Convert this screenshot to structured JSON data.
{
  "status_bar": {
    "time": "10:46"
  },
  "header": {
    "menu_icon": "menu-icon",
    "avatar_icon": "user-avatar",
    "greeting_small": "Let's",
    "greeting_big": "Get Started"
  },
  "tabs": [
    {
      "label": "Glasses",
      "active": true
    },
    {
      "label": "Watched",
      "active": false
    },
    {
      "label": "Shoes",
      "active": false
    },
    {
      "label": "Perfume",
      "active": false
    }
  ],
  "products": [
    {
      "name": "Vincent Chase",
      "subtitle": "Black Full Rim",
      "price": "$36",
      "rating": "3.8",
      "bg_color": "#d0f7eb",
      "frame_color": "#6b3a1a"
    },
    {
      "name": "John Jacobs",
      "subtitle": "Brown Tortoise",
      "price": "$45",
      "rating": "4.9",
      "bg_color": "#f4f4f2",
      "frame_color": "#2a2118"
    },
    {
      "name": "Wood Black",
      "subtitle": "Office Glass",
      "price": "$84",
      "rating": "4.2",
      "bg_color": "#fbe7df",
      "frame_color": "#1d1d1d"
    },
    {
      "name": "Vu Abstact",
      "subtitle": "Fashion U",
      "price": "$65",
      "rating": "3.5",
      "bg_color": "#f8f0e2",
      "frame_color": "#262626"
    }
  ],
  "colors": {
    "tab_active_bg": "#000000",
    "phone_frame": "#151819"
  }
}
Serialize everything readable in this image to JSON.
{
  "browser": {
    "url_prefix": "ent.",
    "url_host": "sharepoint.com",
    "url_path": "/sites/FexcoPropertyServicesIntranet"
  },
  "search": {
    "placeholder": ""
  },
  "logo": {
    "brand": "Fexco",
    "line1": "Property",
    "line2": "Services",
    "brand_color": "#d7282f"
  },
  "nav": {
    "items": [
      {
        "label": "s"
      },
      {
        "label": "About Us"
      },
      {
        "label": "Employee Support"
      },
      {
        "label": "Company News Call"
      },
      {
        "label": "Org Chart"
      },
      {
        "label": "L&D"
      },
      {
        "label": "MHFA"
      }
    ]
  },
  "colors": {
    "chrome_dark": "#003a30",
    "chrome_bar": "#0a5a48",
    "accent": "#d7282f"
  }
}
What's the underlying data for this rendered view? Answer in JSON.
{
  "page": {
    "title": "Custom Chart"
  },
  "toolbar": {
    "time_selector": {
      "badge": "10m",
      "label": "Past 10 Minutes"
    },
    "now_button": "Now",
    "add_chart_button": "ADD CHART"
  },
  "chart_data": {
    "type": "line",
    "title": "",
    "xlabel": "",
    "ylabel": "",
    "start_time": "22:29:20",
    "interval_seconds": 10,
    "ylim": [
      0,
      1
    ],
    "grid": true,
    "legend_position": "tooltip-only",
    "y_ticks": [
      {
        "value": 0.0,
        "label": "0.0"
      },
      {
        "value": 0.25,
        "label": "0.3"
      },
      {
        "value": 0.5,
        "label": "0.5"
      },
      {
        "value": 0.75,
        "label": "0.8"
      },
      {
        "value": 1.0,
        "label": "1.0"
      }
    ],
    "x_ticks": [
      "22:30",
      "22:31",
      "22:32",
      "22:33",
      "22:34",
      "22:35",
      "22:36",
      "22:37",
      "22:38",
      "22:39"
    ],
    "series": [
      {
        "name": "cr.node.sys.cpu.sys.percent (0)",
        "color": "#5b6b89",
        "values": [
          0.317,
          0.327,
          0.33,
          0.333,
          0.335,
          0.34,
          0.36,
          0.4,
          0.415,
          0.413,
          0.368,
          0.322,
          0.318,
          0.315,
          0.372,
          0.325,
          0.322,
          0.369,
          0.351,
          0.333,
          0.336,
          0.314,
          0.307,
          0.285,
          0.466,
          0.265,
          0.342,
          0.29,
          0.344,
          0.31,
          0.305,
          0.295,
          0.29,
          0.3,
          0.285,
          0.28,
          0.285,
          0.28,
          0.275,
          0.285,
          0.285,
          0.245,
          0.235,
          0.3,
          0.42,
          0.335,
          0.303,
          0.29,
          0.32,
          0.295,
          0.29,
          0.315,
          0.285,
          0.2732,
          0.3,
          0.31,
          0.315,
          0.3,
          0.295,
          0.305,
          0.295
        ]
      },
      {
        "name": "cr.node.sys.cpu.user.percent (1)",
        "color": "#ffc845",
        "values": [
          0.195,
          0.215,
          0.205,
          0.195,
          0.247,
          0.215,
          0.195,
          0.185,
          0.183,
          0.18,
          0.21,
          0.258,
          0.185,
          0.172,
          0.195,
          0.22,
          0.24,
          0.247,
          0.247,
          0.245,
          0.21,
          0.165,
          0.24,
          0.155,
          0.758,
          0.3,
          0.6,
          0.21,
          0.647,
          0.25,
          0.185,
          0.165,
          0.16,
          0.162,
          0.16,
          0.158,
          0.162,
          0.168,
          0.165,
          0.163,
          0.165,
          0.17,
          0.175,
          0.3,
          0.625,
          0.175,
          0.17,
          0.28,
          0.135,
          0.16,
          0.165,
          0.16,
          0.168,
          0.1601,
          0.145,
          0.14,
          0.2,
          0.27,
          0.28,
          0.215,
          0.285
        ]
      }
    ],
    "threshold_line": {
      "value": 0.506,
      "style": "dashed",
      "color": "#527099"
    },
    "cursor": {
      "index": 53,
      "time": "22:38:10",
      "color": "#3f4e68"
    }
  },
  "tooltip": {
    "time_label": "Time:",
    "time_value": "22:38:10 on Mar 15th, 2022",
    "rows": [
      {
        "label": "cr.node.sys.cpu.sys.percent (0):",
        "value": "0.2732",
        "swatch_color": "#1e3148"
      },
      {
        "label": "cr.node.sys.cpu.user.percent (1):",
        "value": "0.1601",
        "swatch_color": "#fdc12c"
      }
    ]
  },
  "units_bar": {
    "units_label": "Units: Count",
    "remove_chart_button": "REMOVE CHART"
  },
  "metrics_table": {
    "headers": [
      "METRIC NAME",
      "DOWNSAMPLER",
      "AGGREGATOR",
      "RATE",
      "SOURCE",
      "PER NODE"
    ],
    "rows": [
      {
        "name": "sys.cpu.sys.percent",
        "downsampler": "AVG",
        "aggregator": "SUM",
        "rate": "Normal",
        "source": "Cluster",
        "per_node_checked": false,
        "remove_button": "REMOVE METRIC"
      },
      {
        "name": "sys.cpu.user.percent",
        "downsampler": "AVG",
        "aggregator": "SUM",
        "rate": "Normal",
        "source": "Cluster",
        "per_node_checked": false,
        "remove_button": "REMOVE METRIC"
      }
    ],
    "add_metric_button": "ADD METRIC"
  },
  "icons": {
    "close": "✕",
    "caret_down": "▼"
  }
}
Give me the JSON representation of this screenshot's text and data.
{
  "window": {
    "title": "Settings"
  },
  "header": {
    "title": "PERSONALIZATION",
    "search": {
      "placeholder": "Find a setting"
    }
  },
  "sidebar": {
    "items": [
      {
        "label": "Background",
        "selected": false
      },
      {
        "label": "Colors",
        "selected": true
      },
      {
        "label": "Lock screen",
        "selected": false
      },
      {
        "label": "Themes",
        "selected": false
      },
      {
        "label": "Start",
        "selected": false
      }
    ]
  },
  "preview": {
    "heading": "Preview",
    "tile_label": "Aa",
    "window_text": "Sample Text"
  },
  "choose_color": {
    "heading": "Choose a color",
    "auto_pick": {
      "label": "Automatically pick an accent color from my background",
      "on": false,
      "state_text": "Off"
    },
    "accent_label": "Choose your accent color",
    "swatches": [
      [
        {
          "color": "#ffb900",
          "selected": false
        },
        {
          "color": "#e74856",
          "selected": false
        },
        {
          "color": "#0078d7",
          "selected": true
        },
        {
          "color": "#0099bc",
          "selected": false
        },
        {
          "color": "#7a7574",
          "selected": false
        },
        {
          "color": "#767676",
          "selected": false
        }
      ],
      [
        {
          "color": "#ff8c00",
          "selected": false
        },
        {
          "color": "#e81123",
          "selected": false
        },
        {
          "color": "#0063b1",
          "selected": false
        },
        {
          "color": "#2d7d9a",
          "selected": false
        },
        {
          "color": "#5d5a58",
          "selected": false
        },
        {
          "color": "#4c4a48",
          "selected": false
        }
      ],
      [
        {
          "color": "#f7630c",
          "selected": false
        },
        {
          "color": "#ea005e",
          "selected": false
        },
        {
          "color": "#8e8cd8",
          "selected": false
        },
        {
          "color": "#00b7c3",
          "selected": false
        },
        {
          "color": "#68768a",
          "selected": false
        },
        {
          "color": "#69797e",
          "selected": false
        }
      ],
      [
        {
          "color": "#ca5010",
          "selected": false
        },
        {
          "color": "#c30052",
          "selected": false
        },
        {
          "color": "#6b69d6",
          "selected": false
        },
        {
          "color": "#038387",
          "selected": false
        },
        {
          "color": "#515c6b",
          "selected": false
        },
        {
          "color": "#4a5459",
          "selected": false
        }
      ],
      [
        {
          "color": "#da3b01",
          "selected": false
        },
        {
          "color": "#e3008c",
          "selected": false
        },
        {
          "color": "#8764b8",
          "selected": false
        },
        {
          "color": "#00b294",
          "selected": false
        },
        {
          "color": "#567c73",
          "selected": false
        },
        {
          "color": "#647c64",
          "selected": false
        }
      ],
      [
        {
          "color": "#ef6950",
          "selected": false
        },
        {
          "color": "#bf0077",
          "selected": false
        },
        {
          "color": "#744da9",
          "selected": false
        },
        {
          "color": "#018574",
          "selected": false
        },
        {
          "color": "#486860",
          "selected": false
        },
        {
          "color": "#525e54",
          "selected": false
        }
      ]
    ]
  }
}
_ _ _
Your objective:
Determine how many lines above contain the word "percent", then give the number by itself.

Task output:
6